**TO DO:** Omit every picture and return the rest of the data unaltered.

**PROVIDED DATA:**
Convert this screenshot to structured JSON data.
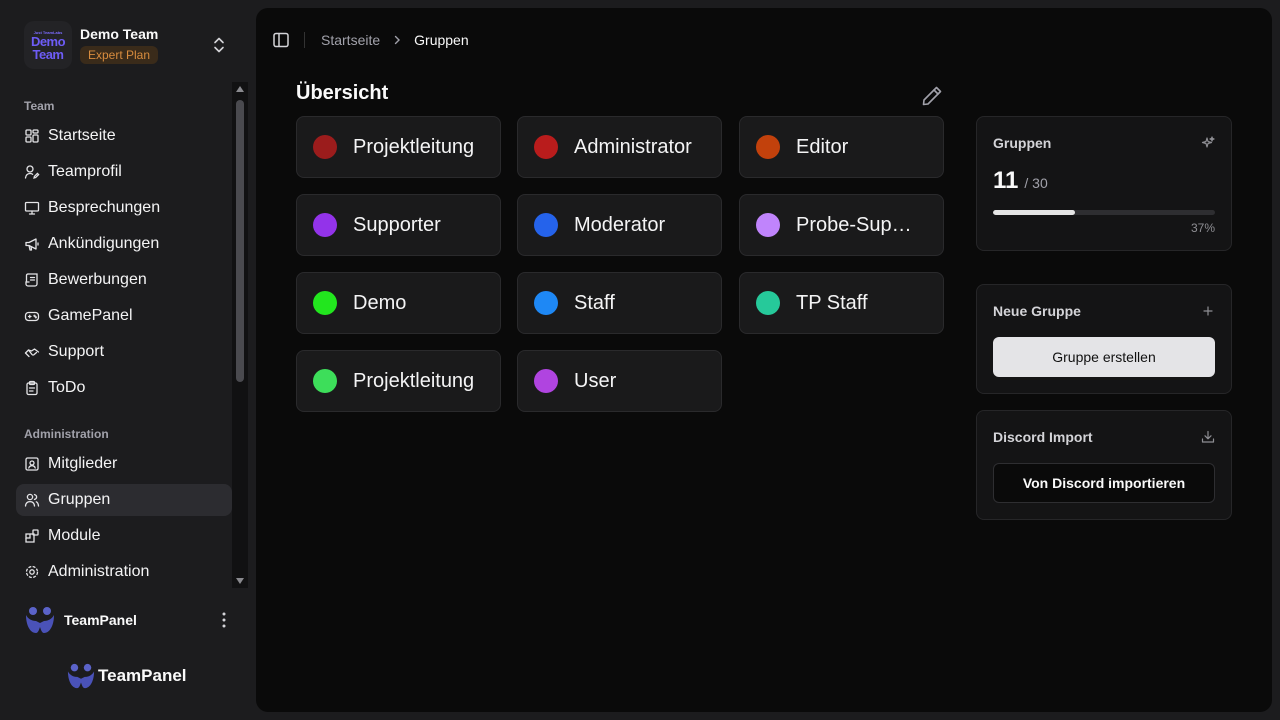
{
  "team": {
    "logo_small_text": "Just TeamLabs",
    "logo_line1": "Demo",
    "logo_line2": "Team",
    "name": "Demo Team",
    "plan": "Expert Plan"
  },
  "sidebar": {
    "section_team": "Team",
    "team_items": [
      {
        "label": "Startseite",
        "icon": "grid-icon"
      },
      {
        "label": "Teamprofil",
        "icon": "user-pen-icon"
      },
      {
        "label": "Besprechungen",
        "icon": "presentation-icon"
      },
      {
        "label": "Ankündigungen",
        "icon": "megaphone-icon"
      },
      {
        "label": "Bewerbungen",
        "icon": "scroll-icon"
      },
      {
        "label": "GamePanel",
        "icon": "gamepad-icon"
      },
      {
        "label": "Support",
        "icon": "handshake-icon"
      },
      {
        "label": "ToDo",
        "icon": "clipboard-icon"
      }
    ],
    "section_admin": "Administration",
    "admin_items": [
      {
        "label": "Mitglieder",
        "icon": "contact-icon"
      },
      {
        "label": "Gruppen",
        "icon": "users-icon",
        "active": true
      },
      {
        "label": "Module",
        "icon": "blocks-icon"
      },
      {
        "label": "Administration",
        "icon": "settings-icon"
      }
    ]
  },
  "user": {
    "name": "TeamPanel"
  },
  "brand": {
    "name": "TeamPanel"
  },
  "breadcrumb": {
    "home": "Startseite",
    "current": "Gruppen"
  },
  "main": {
    "heading": "Übersicht",
    "groups": [
      {
        "name": "Projektleitung",
        "color": "#9b1c1c"
      },
      {
        "name": "Administrator",
        "color": "#b91c1c"
      },
      {
        "name": "Editor",
        "color": "#c2410c"
      },
      {
        "name": "Supporter",
        "color": "#9333ea"
      },
      {
        "name": "Moderator",
        "color": "#2563eb"
      },
      {
        "name": "Probe-Supporter",
        "color": "#c084fc"
      },
      {
        "name": "Demo",
        "color": "#22e61e"
      },
      {
        "name": "Staff",
        "color": "#1e88f5"
      },
      {
        "name": "TP Staff",
        "color": "#26c99a"
      },
      {
        "name": "Projektleitung",
        "color": "#3dde5a"
      },
      {
        "name": "User",
        "color": "#b044e0"
      }
    ]
  },
  "stats": {
    "title": "Gruppen",
    "count": "11",
    "limit": "/ 30",
    "percent_label": "37%",
    "percent_value": 0.37
  },
  "new_group": {
    "title": "Neue Gruppe",
    "button": "Gruppe erstellen"
  },
  "discord": {
    "title": "Discord Import",
    "button": "Von Discord importieren"
  }
}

**TASK ANSWER:**
Convert this screenshot to structured JSON data.
{
  "team": {
    "logo_small_text": "Just TeamLabs",
    "logo_line1": "Demo",
    "logo_line2": "Team",
    "name": "Demo Team",
    "plan": "Expert Plan"
  },
  "sidebar": {
    "section_team": "Team",
    "team_items": [
      {
        "label": "Startseite",
        "icon": "grid-icon"
      },
      {
        "label": "Teamprofil",
        "icon": "user-pen-icon"
      },
      {
        "label": "Besprechungen",
        "icon": "presentation-icon"
      },
      {
        "label": "Ankündigungen",
        "icon": "megaphone-icon"
      },
      {
        "label": "Bewerbungen",
        "icon": "scroll-icon"
      },
      {
        "label": "GamePanel",
        "icon": "gamepad-icon"
      },
      {
        "label": "Support",
        "icon": "handshake-icon"
      },
      {
        "label": "ToDo",
        "icon": "clipboard-icon"
      }
    ],
    "section_admin": "Administration",
    "admin_items": [
      {
        "label": "Mitglieder",
        "icon": "contact-icon"
      },
      {
        "label": "Gruppen",
        "icon": "users-icon",
        "active": true
      },
      {
        "label": "Module",
        "icon": "blocks-icon"
      },
      {
        "label": "Administration",
        "icon": "settings-icon"
      }
    ]
  },
  "user": {
    "name": "TeamPanel"
  },
  "brand": {
    "name": "TeamPanel"
  },
  "breadcrumb": {
    "home": "Startseite",
    "current": "Gruppen"
  },
  "main": {
    "heading": "Übersicht",
    "groups": [
      {
        "name": "Projektleitung",
        "color": "#9b1c1c"
      },
      {
        "name": "Administrator",
        "color": "#b91c1c"
      },
      {
        "name": "Editor",
        "color": "#c2410c"
      },
      {
        "name": "Supporter",
        "color": "#9333ea"
      },
      {
        "name": "Moderator",
        "color": "#2563eb"
      },
      {
        "name": "Probe-Supporter",
        "color": "#c084fc"
      },
      {
        "name": "Demo",
        "color": "#22e61e"
      },
      {
        "name": "Staff",
        "color": "#1e88f5"
      },
      {
        "name": "TP Staff",
        "color": "#26c99a"
      },
      {
        "name": "Projektleitung",
        "color": "#3dde5a"
      },
      {
        "name": "User",
        "color": "#b044e0"
      }
    ]
  },
  "stats": {
    "title": "Gruppen",
    "count": "11",
    "limit": "/ 30",
    "percent_label": "37%",
    "percent_value": 0.37
  },
  "new_group": {
    "title": "Neue Gruppe",
    "button": "Gruppe erstellen"
  },
  "discord": {
    "title": "Discord Import",
    "button": "Von Discord importieren"
  }
}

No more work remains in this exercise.